One of the candidate essential biodiversity variable (EBV) groups described in the seminal paper by Pereira et al. (2014) concerns Ecosystem Structure. This EBV group is distinguished from another EBV group which encompasses aspects of Ecosystem Function. While the Ecosystem Function EBV treats ecosystem processes like nutrient cycling, primary production, trophic interactions, etc., the Ecosystem Structure EBV relates to the set of biophysical properties of ecosystems that create biophysical environmental context, confer biophysical structure, and occur geographically. The Ecosystem Extent and Fragmentation EBV is one of the EBVs in the Ecosystem Structure EBV group.
Ecosystems are understood to exist at multiple scales, from very large areas (macro-ecosystems) like the Arctic tundra, for example, to something as small as a tree in an Amazonian rain forest. As such, ecosystems occupy space and therefore can be mapped across any geography of interest, whether that area of interest be a site, a nation, a region, a continent, or the planet. One of the most obvious and seemingly straightforward EBVs is Ecosystem Extent and Fragmentation.
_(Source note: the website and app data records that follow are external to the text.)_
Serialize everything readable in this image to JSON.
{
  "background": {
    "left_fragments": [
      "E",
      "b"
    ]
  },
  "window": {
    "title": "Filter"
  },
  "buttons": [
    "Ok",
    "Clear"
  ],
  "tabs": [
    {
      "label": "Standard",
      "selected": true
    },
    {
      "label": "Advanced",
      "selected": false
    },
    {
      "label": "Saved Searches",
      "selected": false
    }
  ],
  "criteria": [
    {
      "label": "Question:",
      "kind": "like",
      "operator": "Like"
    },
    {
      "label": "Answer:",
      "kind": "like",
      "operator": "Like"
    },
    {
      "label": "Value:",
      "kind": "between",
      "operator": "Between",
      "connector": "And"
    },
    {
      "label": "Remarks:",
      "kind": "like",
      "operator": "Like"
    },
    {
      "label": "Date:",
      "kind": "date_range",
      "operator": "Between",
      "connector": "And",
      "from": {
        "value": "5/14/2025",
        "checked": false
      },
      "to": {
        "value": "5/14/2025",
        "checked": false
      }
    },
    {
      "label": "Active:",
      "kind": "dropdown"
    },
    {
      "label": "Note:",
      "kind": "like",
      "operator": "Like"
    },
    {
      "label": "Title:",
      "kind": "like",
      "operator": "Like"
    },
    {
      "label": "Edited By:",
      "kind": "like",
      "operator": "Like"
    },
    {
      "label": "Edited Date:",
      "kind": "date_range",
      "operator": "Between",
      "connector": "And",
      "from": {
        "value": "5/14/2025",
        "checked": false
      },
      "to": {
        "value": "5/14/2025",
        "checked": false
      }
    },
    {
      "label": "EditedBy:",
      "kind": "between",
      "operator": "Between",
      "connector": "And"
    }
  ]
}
Ecosystem extent refers to the location and geographic distribution of ecosystems across landscapes or in the oceans, while ecosystem fragmentation refers to the spatial pattern and connectivity of ecosystem occurrences on the landscape.
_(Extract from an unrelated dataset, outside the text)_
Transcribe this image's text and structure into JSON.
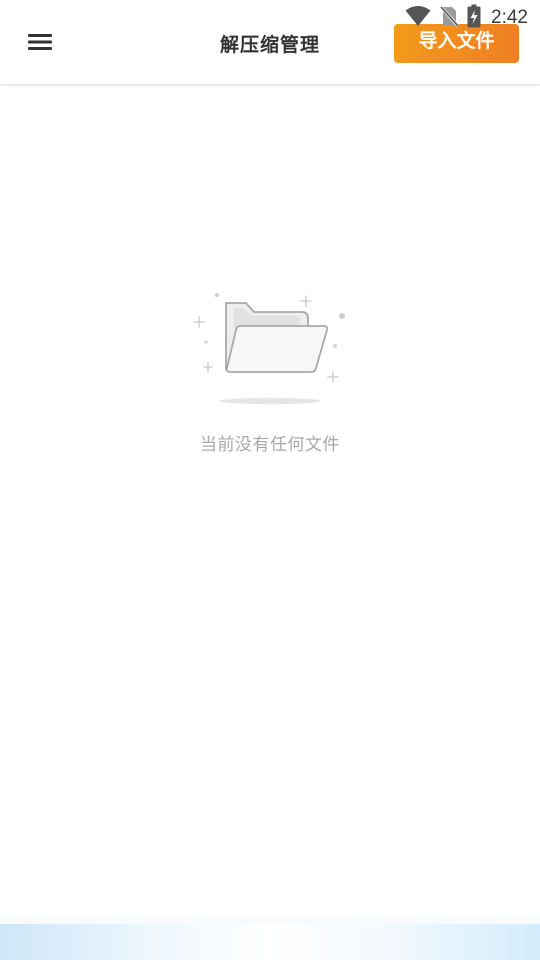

|Title||Ecosystem extent and fragmentation|
|Authors||Roger Sayre, Matt Hansen|
|Publication Subtype||Other Report|
|Record Source||USGS Publications Warehouse|
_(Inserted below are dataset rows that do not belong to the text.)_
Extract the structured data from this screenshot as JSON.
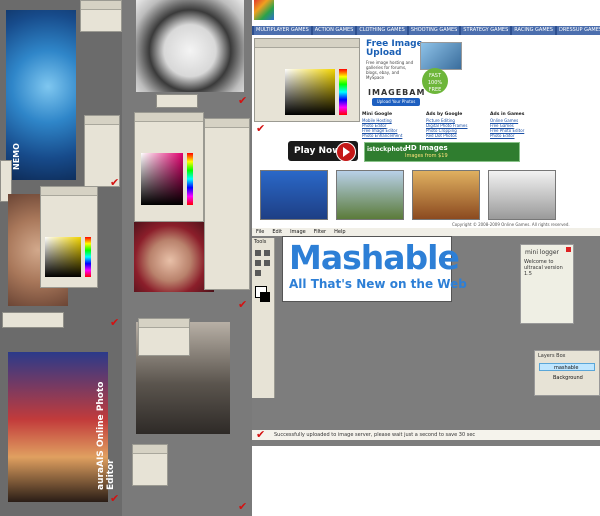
{
  "site": {
    "nav": [
      "MULTIPLAYER GAMES",
      "ACTION GAMES",
      "CLOTHING GAMES",
      "SHOOTING GAMES",
      "STRATEGY GAMES",
      "RACING GAMES",
      "DRESSUP GAMES"
    ],
    "upload": {
      "title_line1": "Free Image",
      "title_line2": "Upload",
      "description": "Free image hosting and galleries for forums, blogs, ebay, and MySpace",
      "brand": "IMAGEBAM",
      "button": "Upload Your Photos",
      "badge_line1": "FAST",
      "badge_line2": "100%",
      "badge_line3": "FREE"
    },
    "links": [
      {
        "header": "Mini Google",
        "items": [
          "Mobile Hosting",
          "Photo Editor",
          "Free Image Editor",
          "Photo Enhancement"
        ]
      },
      {
        "header": "Ads by Google",
        "items": [
          "Picture Editing",
          "Digital Photo Frames",
          "Photo Cropping",
          "Red Dot Photos"
        ]
      },
      {
        "header": "Ads in Games",
        "items": [
          "Online Games",
          "Free Games",
          "Free Photo Editor",
          "Photo Editor"
        ]
      }
    ],
    "play_now": "Play Now!",
    "hd_bar": {
      "logo": "istockphoto",
      "title": "HD Images",
      "sub": "Images from $19"
    },
    "copyright": "Copyright © 2008-2009 Online Games. All rights reserved."
  },
  "editor": {
    "menus": [
      "File",
      "Edit",
      "Image",
      "Filter",
      "Help"
    ],
    "tools_label": "Tools",
    "canvas": {
      "title": "Mashable",
      "subtitle": "All That's New on the Web"
    },
    "note": {
      "title": "mini logger",
      "body": "Welcome to ultracal version 1.5"
    },
    "layers": {
      "title": "Layers Box",
      "items": [
        "mashable",
        "Background"
      ]
    },
    "status": "Successfully uploaded to image server, please wait just a second to save 30 sec"
  },
  "left_editor": {
    "vertical_label": "auraAIS Online Photo Editor",
    "movie": "NEMO"
  },
  "colors": {
    "accent_blue": "#2d7fd6",
    "nav_blue": "#2d4f8f",
    "check_red": "#d41010",
    "panel_beige": "#e7e3d6"
  }
}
|USGS Organization||Office of the AD Climate and Land-Use Change|